**WORKING DATA**
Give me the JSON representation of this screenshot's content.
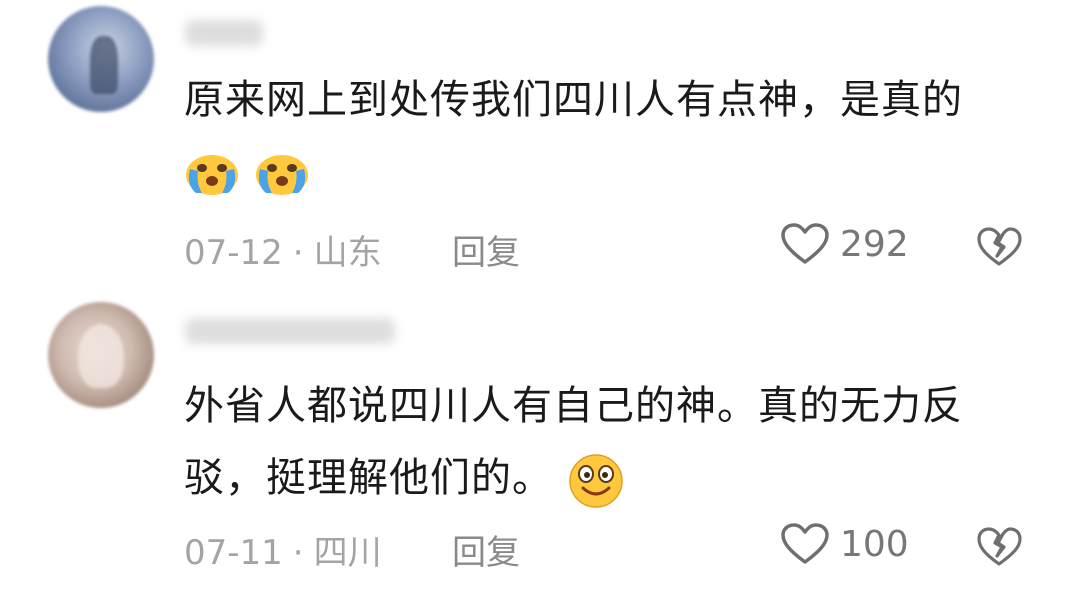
{
  "comments": [
    {
      "text_line1": "原来网上到处传我们四川人有点神，是真的",
      "emojis": [
        "crying-face-emoji",
        "crying-face-emoji"
      ],
      "date": "07-12",
      "separator": "·",
      "location": "山东",
      "reply_label": "回复",
      "likes": "292"
    },
    {
      "text_line1": "外省人都说四川人有自己的神。真的无力反",
      "text_line2": "驳，挺理解他们的。",
      "emojis": [
        "smiling-face-emoji"
      ],
      "date": "07-11",
      "separator": "·",
      "location": "四川",
      "reply_label": "回复",
      "likes": "100"
    }
  ],
  "colors": {
    "meta_text": "#a4a4a4",
    "body_text": "#1a1a1a",
    "emoji_yellow": "#ffc83d",
    "tear_blue": "#4aa3e8"
  }
}
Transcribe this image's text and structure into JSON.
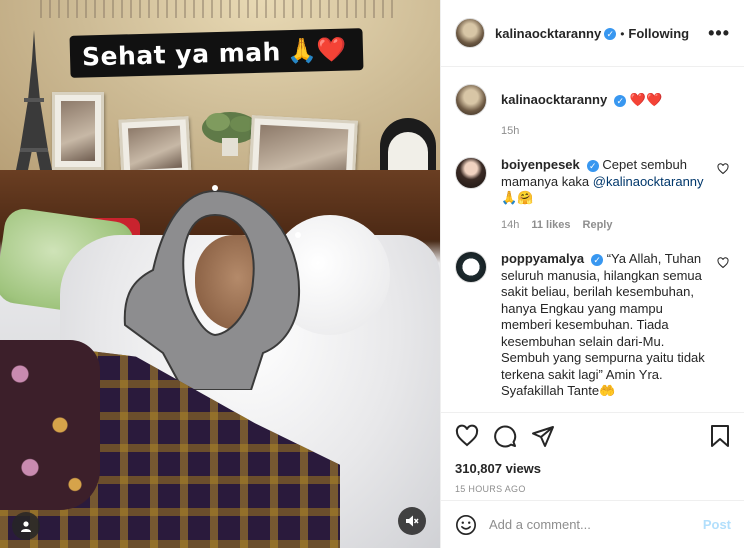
{
  "story": {
    "caption_text": "Sehat ya mah",
    "caption_emoji": "🙏❤️"
  },
  "header": {
    "username": "kalinaocktaranny",
    "separator": "•",
    "follow_status": "Following",
    "more_label": "•••"
  },
  "caption": {
    "username": "kalinaocktaranny",
    "text": "❤️❤️",
    "time": "15h"
  },
  "comments": [
    {
      "username": "boiyenpesek",
      "text": "Cepet sembuh mamanya kaka",
      "mention": "@kalinaocktaranny",
      "emoji": "🙏🤗",
      "time": "14h",
      "likes": "11 likes",
      "reply": "Reply"
    },
    {
      "username": "poppyamalya",
      "text": "“Ya Allah, Tuhan seluruh manusia, hilangkan semua sakit beliau, berilah kesembuhan, hanya Engkau yang mampu memberi kesembuhan. Tiada kesembuhan selain dari-Mu. Sembuh yang sempurna yaitu tidak terkena sakit lagi” Amin Yra. Syafakillah Tante🤲"
    }
  ],
  "actions": {
    "views": "310,807 views",
    "timestamp": "15 HOURS AGO"
  },
  "add_comment": {
    "placeholder": "Add a comment...",
    "post_label": "Post"
  },
  "colors": {
    "verified": "#3897f0",
    "post_disabled": "#b2dffc",
    "muted": "#8e8e8e"
  }
}
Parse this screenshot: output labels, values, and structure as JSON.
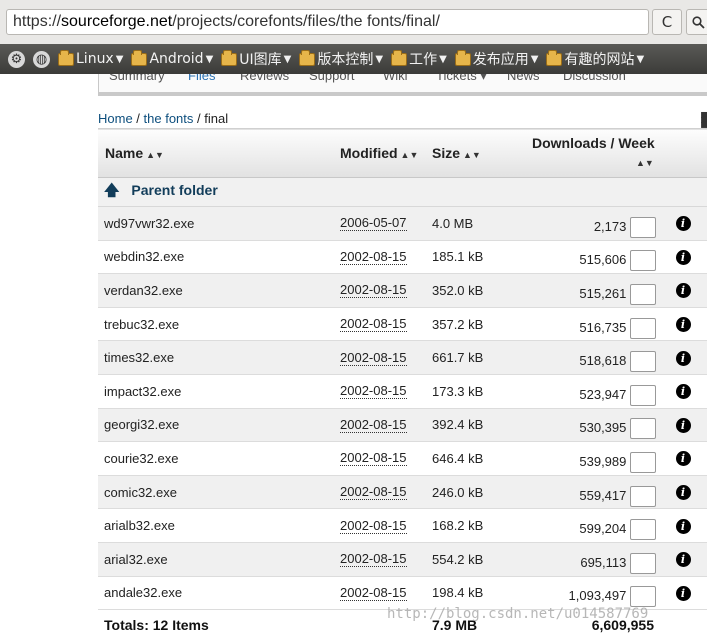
{
  "browser": {
    "url_prefix": "https://",
    "url_host": "sourceforge.net",
    "url_path": "/projects/corefonts/files/the fonts/final/",
    "reload_glyph": "C",
    "search_icon": "search-icon"
  },
  "bookmarks": {
    "items": [
      {
        "label": "Linux"
      },
      {
        "label": "Android"
      },
      {
        "label": "UI图库"
      },
      {
        "label": "版本控制"
      },
      {
        "label": "工作"
      },
      {
        "label": "发布应用"
      },
      {
        "label": "有趣的网站"
      }
    ]
  },
  "tabs": [
    {
      "label": "Summary"
    },
    {
      "label": "Files"
    },
    {
      "label": "Reviews"
    },
    {
      "label": "Support"
    },
    {
      "label": "Wiki"
    },
    {
      "label": "Tickets ▾"
    },
    {
      "label": "News"
    },
    {
      "label": "Discussion"
    }
  ],
  "breadcrumb": {
    "home": "Home",
    "sep": " / ",
    "fonts": "the fonts",
    "current": "final"
  },
  "table": {
    "headers": {
      "name": "Name",
      "modified": "Modified",
      "size": "Size",
      "downloads": "Downloads / Week"
    },
    "parent_label": "Parent folder",
    "rows": [
      {
        "name": "wd97vwr32.exe",
        "modified": "2006-05-07",
        "size": "4.0 MB",
        "downloads": "2,173"
      },
      {
        "name": "webdin32.exe",
        "modified": "2002-08-15",
        "size": "185.1 kB",
        "downloads": "515,606"
      },
      {
        "name": "verdan32.exe",
        "modified": "2002-08-15",
        "size": "352.0 kB",
        "downloads": "515,261"
      },
      {
        "name": "trebuc32.exe",
        "modified": "2002-08-15",
        "size": "357.2 kB",
        "downloads": "516,735"
      },
      {
        "name": "times32.exe",
        "modified": "2002-08-15",
        "size": "661.7 kB",
        "downloads": "518,618"
      },
      {
        "name": "impact32.exe",
        "modified": "2002-08-15",
        "size": "173.3 kB",
        "downloads": "523,947"
      },
      {
        "name": "georgi32.exe",
        "modified": "2002-08-15",
        "size": "392.4 kB",
        "downloads": "530,395"
      },
      {
        "name": "courie32.exe",
        "modified": "2002-08-15",
        "size": "646.4 kB",
        "downloads": "539,989"
      },
      {
        "name": "comic32.exe",
        "modified": "2002-08-15",
        "size": "246.0 kB",
        "downloads": "559,417"
      },
      {
        "name": "arialb32.exe",
        "modified": "2002-08-15",
        "size": "168.2 kB",
        "downloads": "599,204"
      },
      {
        "name": "arial32.exe",
        "modified": "2002-08-15",
        "size": "554.2 kB",
        "downloads": "695,113"
      },
      {
        "name": "andale32.exe",
        "modified": "2002-08-15",
        "size": "198.4 kB",
        "downloads": "1,093,497"
      }
    ],
    "totals": {
      "label": "Totals: 12 Items",
      "size": "7.9 MB",
      "downloads": "6,609,955"
    }
  },
  "watermark": "http://blog.csdn.net/u014587769"
}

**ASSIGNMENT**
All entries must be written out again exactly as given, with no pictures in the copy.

**OUTPUT FOR THIS EXERCISE**
Give me the JSON representation of this screenshot's content.
{
  "comments": [
    {
      "text_line1": "原来网上到处传我们四川人有点神，是真的",
      "emojis": [
        "crying-face-emoji",
        "crying-face-emoji"
      ],
      "date": "07-12",
      "separator": "·",
      "location": "山东",
      "reply_label": "回复",
      "likes": "292"
    },
    {
      "text_line1": "外省人都说四川人有自己的神。真的无力反",
      "text_line2": "驳，挺理解他们的。",
      "emojis": [
        "smiling-face-emoji"
      ],
      "date": "07-11",
      "separator": "·",
      "location": "四川",
      "reply_label": "回复",
      "likes": "100"
    }
  ],
  "colors": {
    "meta_text": "#a4a4a4",
    "body_text": "#1a1a1a",
    "emoji_yellow": "#ffc83d",
    "tear_blue": "#4aa3e8"
  }
}
Transcribe this image's text and structure into JSON.
{
  "story": {
    "caption_text": "Sehat ya mah",
    "caption_emoji": "🙏❤️"
  },
  "header": {
    "username": "kalinaocktaranny",
    "separator": "•",
    "follow_status": "Following",
    "more_label": "•••"
  },
  "caption": {
    "username": "kalinaocktaranny",
    "text": "❤️❤️",
    "time": "15h"
  },
  "comments": [
    {
      "username": "boiyenpesek",
      "text": "Cepet sembuh mamanya kaka",
      "mention": "@kalinaocktaranny",
      "emoji": "🙏🤗",
      "time": "14h",
      "likes": "11 likes",
      "reply": "Reply"
    },
    {
      "username": "poppyamalya",
      "text": "“Ya Allah, Tuhan seluruh manusia, hilangkan semua sakit beliau, berilah kesembuhan, hanya Engkau yang mampu memberi kesembuhan. Tiada kesembuhan selain dari-Mu. Sembuh yang sempurna yaitu tidak terkena sakit lagi” Amin Yra. Syafakillah Tante🤲"
    }
  ],
  "actions": {
    "views": "310,807 views",
    "timestamp": "15 HOURS AGO"
  },
  "add_comment": {
    "placeholder": "Add a comment...",
    "post_label": "Post"
  },
  "colors": {
    "verified": "#3897f0",
    "post_disabled": "#b2dffc",
    "muted": "#8e8e8e"
  }
}
Parse this screenshot: output labels, values, and structure as JSON.
{
  "browser": {
    "url_prefix": "https://",
    "url_host": "sourceforge.net",
    "url_path": "/projects/corefonts/files/the fonts/final/",
    "reload_glyph": "C",
    "search_icon": "search-icon"
  },
  "bookmarks": {
    "items": [
      {
        "label": "Linux"
      },
      {
        "label": "Android"
      },
      {
        "label": "UI图库"
      },
      {
        "label": "版本控制"
      },
      {
        "label": "工作"
      },
      {
        "label": "发布应用"
      },
      {
        "label": "有趣的网站"
      }
    ]
  },
  "tabs": [
    {
      "label": "Summary"
    },
    {
      "label": "Files"
    },
    {
      "label": "Reviews"
    },
    {
      "label": "Support"
    },
    {
      "label": "Wiki"
    },
    {
      "label": "Tickets ▾"
    },
    {
      "label": "News"
    },
    {
      "label": "Discussion"
    }
  ],
  "breadcrumb": {
    "home": "Home",
    "sep": " / ",
    "fonts": "the fonts",
    "current": "final"
  },
  "table": {
    "headers": {
      "name": "Name",
      "modified": "Modified",
      "size": "Size",
      "downloads": "Downloads / Week"
    },
    "parent_label": "Parent folder",
    "rows": [
      {
        "name": "wd97vwr32.exe",
        "modified": "2006-05-07",
        "size": "4.0 MB",
        "downloads": "2,173"
      },
      {
        "name": "webdin32.exe",
        "modified": "2002-08-15",
        "size": "185.1 kB",
        "downloads": "515,606"
      },
      {
        "name": "verdan32.exe",
        "modified": "2002-08-15",
        "size": "352.0 kB",
        "downloads": "515,261"
      },
      {
        "name": "trebuc32.exe",
        "modified": "2002-08-15",
        "size": "357.2 kB",
        "downloads": "516,735"
      },
      {
        "name": "times32.exe",
        "modified": "2002-08-15",
        "size": "661.7 kB",
        "downloads": "518,618"
      },
      {
        "name": "impact32.exe",
        "modified": "2002-08-15",
        "size": "173.3 kB",
        "downloads": "523,947"
      },
      {
        "name": "georgi32.exe",
        "modified": "2002-08-15",
        "size": "392.4 kB",
        "downloads": "530,395"
      },
      {
        "name": "courie32.exe",
        "modified": "2002-08-15",
        "size": "646.4 kB",
        "downloads": "539,989"
      },
      {
        "name": "comic32.exe",
        "modified": "2002-08-15",
        "size": "246.0 kB",
        "downloads": "559,417"
      },
      {
        "name": "arialb32.exe",
        "modified": "2002-08-15",
        "size": "168.2 kB",
        "downloads": "599,204"
      },
      {
        "name": "arial32.exe",
        "modified": "2002-08-15",
        "size": "554.2 kB",
        "downloads": "695,113"
      },
      {
        "name": "andale32.exe",
        "modified": "2002-08-15",
        "size": "198.4 kB",
        "downloads": "1,093,497"
      }
    ],
    "totals": {
      "label": "Totals: 12 Items",
      "size": "7.9 MB",
      "downloads": "6,609,955"
    }
  },
  "watermark": "http://blog.csdn.net/u014587769"
}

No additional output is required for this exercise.